= What needs to be done =
Your reply should hold only the lines from the records below where "this" occurs.

(Source material begins)

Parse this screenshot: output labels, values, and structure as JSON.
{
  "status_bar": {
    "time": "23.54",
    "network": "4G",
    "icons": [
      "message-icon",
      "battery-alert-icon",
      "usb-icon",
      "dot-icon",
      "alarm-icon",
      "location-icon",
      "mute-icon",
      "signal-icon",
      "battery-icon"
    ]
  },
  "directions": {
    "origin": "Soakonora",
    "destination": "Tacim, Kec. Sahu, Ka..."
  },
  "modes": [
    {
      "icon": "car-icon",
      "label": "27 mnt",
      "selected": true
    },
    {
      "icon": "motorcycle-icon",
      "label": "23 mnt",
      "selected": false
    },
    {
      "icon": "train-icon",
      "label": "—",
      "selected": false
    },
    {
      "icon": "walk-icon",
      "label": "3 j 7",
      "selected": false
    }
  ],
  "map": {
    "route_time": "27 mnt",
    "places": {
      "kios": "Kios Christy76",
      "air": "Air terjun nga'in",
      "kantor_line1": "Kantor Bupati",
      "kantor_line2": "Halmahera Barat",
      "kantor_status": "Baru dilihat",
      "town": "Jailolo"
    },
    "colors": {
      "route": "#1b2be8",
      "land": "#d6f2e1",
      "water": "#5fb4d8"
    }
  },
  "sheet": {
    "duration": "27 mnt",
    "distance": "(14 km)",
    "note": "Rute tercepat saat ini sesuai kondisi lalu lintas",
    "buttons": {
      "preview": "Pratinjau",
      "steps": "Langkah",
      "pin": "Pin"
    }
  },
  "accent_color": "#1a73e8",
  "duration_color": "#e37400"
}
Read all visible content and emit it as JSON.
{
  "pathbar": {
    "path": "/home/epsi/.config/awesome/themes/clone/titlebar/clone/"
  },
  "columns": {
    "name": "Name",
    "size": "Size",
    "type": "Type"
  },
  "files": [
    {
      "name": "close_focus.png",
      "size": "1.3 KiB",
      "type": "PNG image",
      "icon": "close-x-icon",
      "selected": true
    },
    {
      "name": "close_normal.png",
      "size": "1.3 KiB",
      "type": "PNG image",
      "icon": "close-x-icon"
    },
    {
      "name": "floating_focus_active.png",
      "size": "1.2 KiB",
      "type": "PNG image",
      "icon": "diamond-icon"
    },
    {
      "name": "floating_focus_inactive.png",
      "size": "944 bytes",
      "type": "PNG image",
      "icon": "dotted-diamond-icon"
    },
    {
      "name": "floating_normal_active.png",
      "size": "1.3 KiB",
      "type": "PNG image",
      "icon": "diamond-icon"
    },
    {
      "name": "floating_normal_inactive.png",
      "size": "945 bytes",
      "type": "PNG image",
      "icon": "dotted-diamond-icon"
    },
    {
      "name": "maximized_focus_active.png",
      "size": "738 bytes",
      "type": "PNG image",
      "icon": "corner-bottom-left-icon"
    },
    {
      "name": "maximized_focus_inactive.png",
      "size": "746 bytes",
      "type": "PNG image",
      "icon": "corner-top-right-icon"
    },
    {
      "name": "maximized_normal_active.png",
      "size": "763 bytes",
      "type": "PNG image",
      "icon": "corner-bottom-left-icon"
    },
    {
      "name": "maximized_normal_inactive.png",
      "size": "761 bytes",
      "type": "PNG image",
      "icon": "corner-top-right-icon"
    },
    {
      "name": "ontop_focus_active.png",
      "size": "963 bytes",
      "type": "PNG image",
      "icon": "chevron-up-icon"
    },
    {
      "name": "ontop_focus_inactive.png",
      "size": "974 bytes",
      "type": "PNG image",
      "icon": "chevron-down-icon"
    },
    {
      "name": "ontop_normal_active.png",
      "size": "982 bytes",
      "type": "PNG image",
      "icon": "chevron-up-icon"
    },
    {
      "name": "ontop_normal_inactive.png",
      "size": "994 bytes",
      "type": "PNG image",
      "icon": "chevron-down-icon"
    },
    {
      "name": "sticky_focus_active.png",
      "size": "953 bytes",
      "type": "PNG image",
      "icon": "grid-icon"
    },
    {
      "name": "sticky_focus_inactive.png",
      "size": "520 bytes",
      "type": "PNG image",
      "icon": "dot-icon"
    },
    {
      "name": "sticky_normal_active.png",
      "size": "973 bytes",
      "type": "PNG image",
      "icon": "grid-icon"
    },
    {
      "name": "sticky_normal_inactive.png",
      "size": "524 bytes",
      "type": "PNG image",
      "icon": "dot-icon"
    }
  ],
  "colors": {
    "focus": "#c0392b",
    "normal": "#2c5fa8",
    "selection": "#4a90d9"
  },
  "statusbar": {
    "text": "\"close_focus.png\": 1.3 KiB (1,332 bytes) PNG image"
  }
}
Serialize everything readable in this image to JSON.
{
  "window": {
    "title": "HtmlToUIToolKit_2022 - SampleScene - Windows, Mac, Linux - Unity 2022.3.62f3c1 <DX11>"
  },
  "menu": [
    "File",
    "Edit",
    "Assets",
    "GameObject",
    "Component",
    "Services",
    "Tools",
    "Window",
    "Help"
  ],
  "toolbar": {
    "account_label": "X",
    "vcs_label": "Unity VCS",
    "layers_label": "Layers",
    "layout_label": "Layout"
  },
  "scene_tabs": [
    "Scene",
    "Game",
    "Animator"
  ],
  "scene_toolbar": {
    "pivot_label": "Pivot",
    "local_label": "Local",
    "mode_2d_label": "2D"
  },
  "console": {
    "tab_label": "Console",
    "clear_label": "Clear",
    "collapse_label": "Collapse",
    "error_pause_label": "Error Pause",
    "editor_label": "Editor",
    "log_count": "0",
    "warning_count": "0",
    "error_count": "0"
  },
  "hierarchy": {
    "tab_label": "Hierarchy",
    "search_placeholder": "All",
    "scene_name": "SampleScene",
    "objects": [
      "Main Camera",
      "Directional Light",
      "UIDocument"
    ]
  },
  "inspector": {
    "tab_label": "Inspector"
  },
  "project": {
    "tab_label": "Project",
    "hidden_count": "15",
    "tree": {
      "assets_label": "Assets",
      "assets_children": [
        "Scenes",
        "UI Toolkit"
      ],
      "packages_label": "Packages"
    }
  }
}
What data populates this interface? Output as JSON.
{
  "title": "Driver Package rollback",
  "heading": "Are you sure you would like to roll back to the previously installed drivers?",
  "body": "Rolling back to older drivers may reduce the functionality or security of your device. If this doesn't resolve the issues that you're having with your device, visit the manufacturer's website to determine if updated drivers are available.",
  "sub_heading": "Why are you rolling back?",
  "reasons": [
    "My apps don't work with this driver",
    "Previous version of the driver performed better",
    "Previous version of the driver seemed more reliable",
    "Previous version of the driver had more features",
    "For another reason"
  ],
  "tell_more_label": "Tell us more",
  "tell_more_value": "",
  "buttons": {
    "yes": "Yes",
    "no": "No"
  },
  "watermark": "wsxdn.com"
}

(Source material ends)

= Written response =
Parse this screenshot: output labels, values, and structure as JSON.
Serialize everything readable in this image to JSON.
What data populates this interface? Output as JSON.
  "body": "Rolling back to older drivers may reduce the functionality or security of your device. If this doesn't resolve the issues that you're having with your device, visit the manufacturer's website to determine if updated drivers are available.",
    "My apps don't work with this driver",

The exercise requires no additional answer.